During this time, I came across a line by John O’Donohue, the Irish poet and philosopher. “When the secret is not respected,” he said, “the sacred vanishes.” With this, I finally found an expression for the things I was feeling. I began to know why it was that I had lost the sense of magic and mystery that had at first attracted me to study the secrets of the plants and the art of healing. I understood why it was that I always cringed when people stopped me in the grocery store to ask me what herbs they should take for this or that condition, or why I felt so sad each time a client asked me how they would know what was working, when I recommended them more than one herb or  dietary suggestion. And I started to understand why I felt so disenchanted with and exhausted by trying to think about every food I ate from the this strange and esoteric concept of “health.” In my folly, in our culture’s folly, I had not respected the secret. I had tried to dissect it, to, “unriddle and control the unknown.” I had made the sacred vanish.

And so I am going to confess to you now, that such are the reasons why I no longer consider myself a herbalist in the way I did before, why I find myself unable to write about plants or health in the ways that I did previously. What I need in my own life, and what we as a culture truly need, is to stop looking at life, at health, at food, at medicine as a riddle that needs to be solved. Instead I want to step back, I want to invite the mystery, the magic, the sacred back in. I don’t want to try and fit things into boxes anymore, and I certainly don’t want to try to fit my life into one either, even if that box is the context of health. And strangely enough, I think science will support this. Already, we are beginning to understand that it isn’t any one nutrient, or the amount of any one nutrient that keeps us healthy – but the variety and diversity of nutrients in our diet that confers health. The more diverse and complex our diets are – the larger the variety of foods we expose ourselves to – the healthier we tend to be. Health lies in the unknowable complexity of the riddle, and not its solution.

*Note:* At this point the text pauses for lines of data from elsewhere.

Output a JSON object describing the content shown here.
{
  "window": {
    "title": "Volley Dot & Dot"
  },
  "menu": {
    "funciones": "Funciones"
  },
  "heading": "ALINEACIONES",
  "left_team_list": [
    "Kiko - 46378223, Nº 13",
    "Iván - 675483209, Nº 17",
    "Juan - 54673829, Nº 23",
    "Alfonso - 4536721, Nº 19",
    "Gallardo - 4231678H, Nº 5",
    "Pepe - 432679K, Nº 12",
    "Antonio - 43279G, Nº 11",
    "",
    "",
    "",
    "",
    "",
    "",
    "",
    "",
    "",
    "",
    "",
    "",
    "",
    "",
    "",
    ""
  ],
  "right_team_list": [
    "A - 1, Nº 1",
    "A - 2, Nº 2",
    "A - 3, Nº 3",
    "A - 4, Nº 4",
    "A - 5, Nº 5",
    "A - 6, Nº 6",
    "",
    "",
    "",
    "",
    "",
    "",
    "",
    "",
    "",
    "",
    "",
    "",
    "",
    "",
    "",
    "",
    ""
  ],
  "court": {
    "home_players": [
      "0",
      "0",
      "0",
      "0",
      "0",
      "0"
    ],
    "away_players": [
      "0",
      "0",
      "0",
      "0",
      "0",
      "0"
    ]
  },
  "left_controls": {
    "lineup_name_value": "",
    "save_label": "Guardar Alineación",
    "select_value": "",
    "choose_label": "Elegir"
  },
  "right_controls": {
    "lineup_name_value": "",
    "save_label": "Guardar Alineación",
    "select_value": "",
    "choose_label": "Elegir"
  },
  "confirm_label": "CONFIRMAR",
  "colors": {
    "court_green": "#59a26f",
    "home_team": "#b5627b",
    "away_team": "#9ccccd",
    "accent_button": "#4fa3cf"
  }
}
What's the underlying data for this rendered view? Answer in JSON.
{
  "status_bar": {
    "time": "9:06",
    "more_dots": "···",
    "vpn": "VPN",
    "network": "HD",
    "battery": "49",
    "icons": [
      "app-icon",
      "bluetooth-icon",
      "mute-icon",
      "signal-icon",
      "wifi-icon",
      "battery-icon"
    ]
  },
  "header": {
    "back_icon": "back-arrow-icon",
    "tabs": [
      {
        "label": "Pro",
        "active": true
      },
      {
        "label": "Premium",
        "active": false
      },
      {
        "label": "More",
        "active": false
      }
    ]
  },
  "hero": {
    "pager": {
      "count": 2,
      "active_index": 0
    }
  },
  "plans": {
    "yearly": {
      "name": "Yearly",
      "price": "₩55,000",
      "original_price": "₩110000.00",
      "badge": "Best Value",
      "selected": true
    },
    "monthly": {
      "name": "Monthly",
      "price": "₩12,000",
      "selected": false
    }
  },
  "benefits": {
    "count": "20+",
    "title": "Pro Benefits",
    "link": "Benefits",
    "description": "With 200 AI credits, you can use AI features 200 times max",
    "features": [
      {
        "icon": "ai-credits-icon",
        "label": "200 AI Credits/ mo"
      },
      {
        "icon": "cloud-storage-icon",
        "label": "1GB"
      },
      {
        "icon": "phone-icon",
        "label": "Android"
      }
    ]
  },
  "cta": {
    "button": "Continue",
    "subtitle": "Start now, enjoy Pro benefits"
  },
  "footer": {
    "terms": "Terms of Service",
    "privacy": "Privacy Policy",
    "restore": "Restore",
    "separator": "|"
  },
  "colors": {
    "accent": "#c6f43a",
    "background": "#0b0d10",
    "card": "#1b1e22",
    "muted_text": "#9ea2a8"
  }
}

Instead, I want to notice and celebrate those aspects of my daily life that make me feel alive and vibrant. I want to trust the wisdom of my ancestors, the wisdom of the Earth and my own instinct in the foods I choose to eat and know that is enough. I want to eat things that are wild, I want to let roots simmer in my soups and add bitter herbs to my salads – I want to make jams and syrups with the berries of the autumn and put flower petals into my bath – because I trust that all this is not just good for me, but enriches my experiences of life, connects me to the Earth, the season, to the great complexity and mystery of life. And I want this to be my medicine, rather than those miscellaneous bottles and jars collecting dust on the kitchen counter. As Michael Pollan points out, the more obsessed we’ve become about health and what is healthy, the less healthy we have become. So I’m done with that sort of thinking. I’m done looking at everything under the harsh flourescent lights, and instead I’m holding up a candle to life and looking at the way that shadows and mystery and the things we don’t know or understand are what make life so beautiful, so incredible. For it is then, I think, when we experience what it is we call health, that unknowable and undefinable sense of the sacred.